Strengths: (Curveball, Fastball Velocity, Fastball Movement)
Moore’s ceiling is sky high. He’s the rare southpaw with a premium fastball and plus offspeed pitches. At current, his best pitch is a plus-plus high 70s curveball, featuring sharp, late break. He throws the pitch with great depth and nice lateral movement, and it embodies the biting 12-5 wipeout hook that scouts want from a lefty pitcher. He puts ridiculous spin on his curve, and he uses it as a put-away-pitch pitch against lefties as well as he gets righties to go fishing for it in the dirt. If he can learn to control his curve better, he’ll have one of the best breaking balls in the Big Leagues.
Moore’s fastball made the jump from a plus offering to an electric, plus-plus fireball last season. He throws both a four-seamer and a two-seamer, and both pitches feature fantastic movement. Currently, his darting four-seamer is the better of the two, sitting between 92-94 mph and reaching 95-96 mph; His four-seamer might even be the best fastball among lefties in the minors. His riding two-seamer, sitting in the low 90s, has a nice tail and is quickly becoming another weapon. His easy delivery produces deception and makes his fastballs even more explosive.
Beyond his one-two combo of a nasty curveball and an explosive fastball, the Florida native also throws a heavy circle-changeup. Until now, he hasn’t needed to use his changeup very often, but the pitches’ screw-balling action and his delivery’s natural deception make give it (at least) average potential.
Weaknesses: (Inconsistent Mechanics, Command/Control, Experience)

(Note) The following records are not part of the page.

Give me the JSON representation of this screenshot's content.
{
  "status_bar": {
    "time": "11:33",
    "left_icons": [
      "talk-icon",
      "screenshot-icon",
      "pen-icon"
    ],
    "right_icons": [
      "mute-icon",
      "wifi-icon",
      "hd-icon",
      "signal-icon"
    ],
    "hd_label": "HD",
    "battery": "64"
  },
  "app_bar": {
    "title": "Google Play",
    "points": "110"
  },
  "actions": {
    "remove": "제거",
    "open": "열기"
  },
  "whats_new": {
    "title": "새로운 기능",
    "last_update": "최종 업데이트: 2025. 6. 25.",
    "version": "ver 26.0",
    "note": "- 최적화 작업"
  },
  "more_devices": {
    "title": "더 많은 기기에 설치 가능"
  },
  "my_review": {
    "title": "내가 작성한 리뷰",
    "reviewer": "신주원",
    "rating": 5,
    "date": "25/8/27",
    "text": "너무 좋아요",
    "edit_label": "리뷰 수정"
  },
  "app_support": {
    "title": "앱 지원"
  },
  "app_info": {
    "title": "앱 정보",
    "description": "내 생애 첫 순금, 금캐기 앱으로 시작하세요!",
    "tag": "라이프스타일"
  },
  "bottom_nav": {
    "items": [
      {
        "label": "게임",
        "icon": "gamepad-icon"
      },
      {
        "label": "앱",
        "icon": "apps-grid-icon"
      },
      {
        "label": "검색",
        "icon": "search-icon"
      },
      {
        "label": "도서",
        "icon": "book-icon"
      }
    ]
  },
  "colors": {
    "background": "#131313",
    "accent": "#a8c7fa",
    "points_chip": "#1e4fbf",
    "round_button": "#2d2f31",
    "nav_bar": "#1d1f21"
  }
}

With the mass of strikeouts Moore has tallied throughout his professional career, has come a susceptibility to walks and wildness. His mechanics, though improving, are unconventional and remain inconsistent. Although he can often place his fastball with precision, his control can quickly decay into unpredictable wildness. His stuff allows him to remain effective even when unable to control any of his pitches, but he’ll need to improve his command and control considerably before he’ll be able to survive in an A.L. rotation.
Despite his generally below-average control, Moore’s K/BB and BB/9 rates have steadily improved throughout the past three seasons, and with each promotion. By last September it seemed as if Moore was turning a corner and improving his command and control. After his wildness re-appeared in the beginning of 2010, Moore recovered and posted an awesome 10 start stretch to end his season. Pitching with the Charlotte Stone Crabs at the time, he posted a 1.53 ERA and struck out 92 batters (in 58 innings) while walking only 13.
Overall: Moores’ hard fastball, left-handedness, and wipe-out curveball make him elite and without a close comparison. His nasty curveball, strikeout potential, left-handededness and control problems all suggest that Moore could develop in to the Rays’ version of Barry Zito—with a better fastball. Like the early ‘00s version of Zito, Moore could rack up strikeouts and could make a career of posting flashy stat lines and stranding baserunners. He hasn’t pitched above A-advanced, though, and his age and experience level make his potential highly unpredictable. If he can’t stick in the Rays’ rotation he has plenty to offer out of the bullpen.